(Dataset rows for apps and sites)

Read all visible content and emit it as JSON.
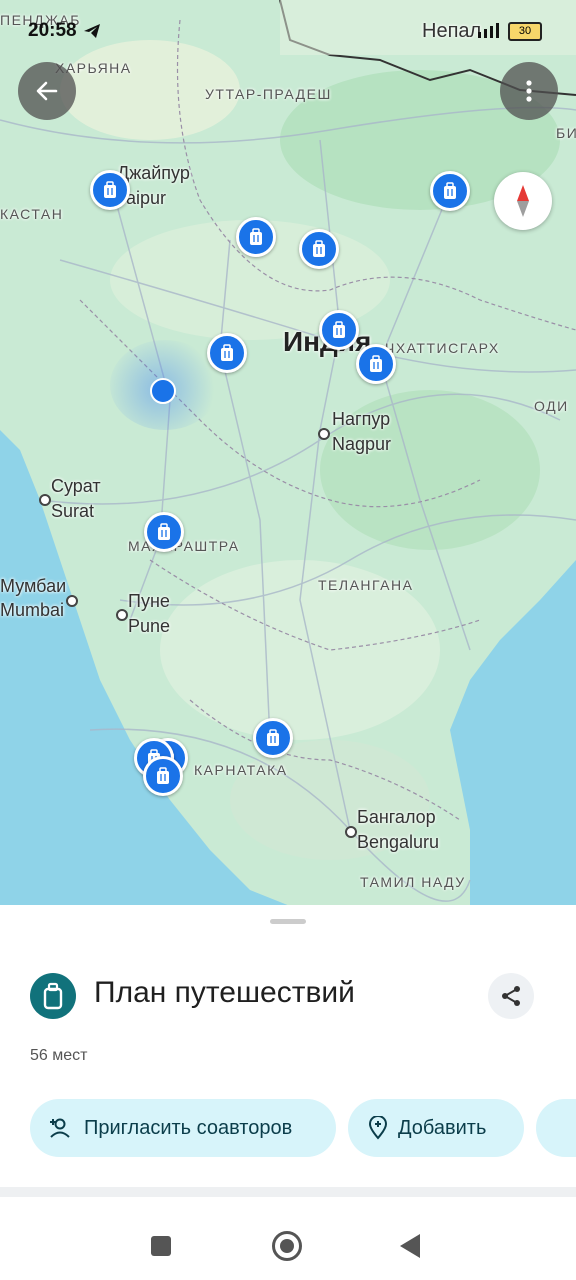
{
  "status_bar": {
    "time": "20:58",
    "battery": "30"
  },
  "map": {
    "labels": {
      "pendzhab": "ПЕНДЖАБ",
      "haryana": "ХАРЬЯНА",
      "uttar": "УТТАР-ПРАДЕШ",
      "nepal": "Непал",
      "jaipur_ru": "Джайпур",
      "jaipur_en": "Jaipur",
      "rajasthan": "КАСТАН",
      "india": "Индия",
      "chhattisgarh": "ЧХАТТИСГАРХ",
      "odisha": "ОДИ",
      "bi": "БИ",
      "nagpur_ru": "Нагпур",
      "nagpur_en": "Nagpur",
      "surat_ru": "Сурат",
      "surat_en": "Surat",
      "maharashtra": "МАХАРАШТРА",
      "mumbai_ru": "Мумбаи",
      "mumbai_en": "Mumbai",
      "pune_ru": "Пуне",
      "pune_en": "Pune",
      "telangana": "ТЕЛАНГАНА",
      "karnataka": "КАРНАТАКА",
      "bangalore_ru": "Бангалор",
      "bangalore_en": "Bengaluru",
      "tamilnadu": "ТАМИЛ НАДУ"
    },
    "pin_icon": "luggage-icon"
  },
  "sheet": {
    "title": "План путешествий",
    "count": "56 мест",
    "invite_label": "Пригласить соавторов",
    "add_label": "Добавить"
  },
  "colors": {
    "accent": "#1a73e8",
    "list_icon": "#11727b",
    "chip": "#d7f4fa",
    "land": "#cfead6",
    "water": "#8ad0e6"
  }
}
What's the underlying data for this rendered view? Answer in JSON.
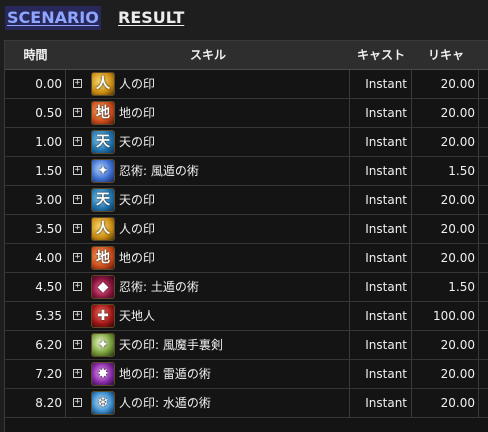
{
  "tabs": [
    {
      "label": "SCENARIO",
      "active": true
    },
    {
      "label": "RESULT",
      "active": false
    }
  ],
  "table": {
    "headers": {
      "time": "時間",
      "skill": "スキル",
      "cast": "キャスト",
      "recast": "リキャ"
    },
    "rows": [
      {
        "time": "0.00",
        "icon": "jin-seal-icon",
        "skill": "人の印",
        "cast": "Instant",
        "recast": "20.00"
      },
      {
        "time": "0.50",
        "icon": "chi-seal-icon",
        "skill": "地の印",
        "cast": "Instant",
        "recast": "20.00"
      },
      {
        "time": "1.00",
        "icon": "ten-seal-icon",
        "skill": "天の印",
        "cast": "Instant",
        "recast": "20.00"
      },
      {
        "time": "1.50",
        "icon": "fuma-shuriken-icon",
        "skill": "忍術: 風遁の術",
        "cast": "Instant",
        "recast": "1.50"
      },
      {
        "time": "3.00",
        "icon": "ten-seal-icon",
        "skill": "天の印",
        "cast": "Instant",
        "recast": "20.00"
      },
      {
        "time": "3.50",
        "icon": "jin-seal-icon",
        "skill": "人の印",
        "cast": "Instant",
        "recast": "20.00"
      },
      {
        "time": "4.00",
        "icon": "chi-seal-icon",
        "skill": "地の印",
        "cast": "Instant",
        "recast": "20.00"
      },
      {
        "time": "4.50",
        "icon": "doton-icon",
        "skill": "忍術: 土遁の術",
        "cast": "Instant",
        "recast": "1.50"
      },
      {
        "time": "5.35",
        "icon": "ten-chi-jin-icon",
        "skill": "天地人",
        "cast": "Instant",
        "recast": "100.00"
      },
      {
        "time": "6.20",
        "icon": "fuma-shuriken-tcj-icon",
        "skill": "天の印: 風魔手裏剣",
        "cast": "Instant",
        "recast": "20.00"
      },
      {
        "time": "7.20",
        "icon": "raiton-icon",
        "skill": "地の印: 雷遁の術",
        "cast": "Instant",
        "recast": "20.00"
      },
      {
        "time": "8.20",
        "icon": "suiton-icon",
        "skill": "人の印: 水遁の術",
        "cast": "Instant",
        "recast": "20.00"
      }
    ]
  }
}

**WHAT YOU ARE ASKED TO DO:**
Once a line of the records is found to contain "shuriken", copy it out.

**TASK ANSWER:**
        "icon": "fuma-shuriken-icon",
        "icon": "fuma-shuriken-tcj-icon",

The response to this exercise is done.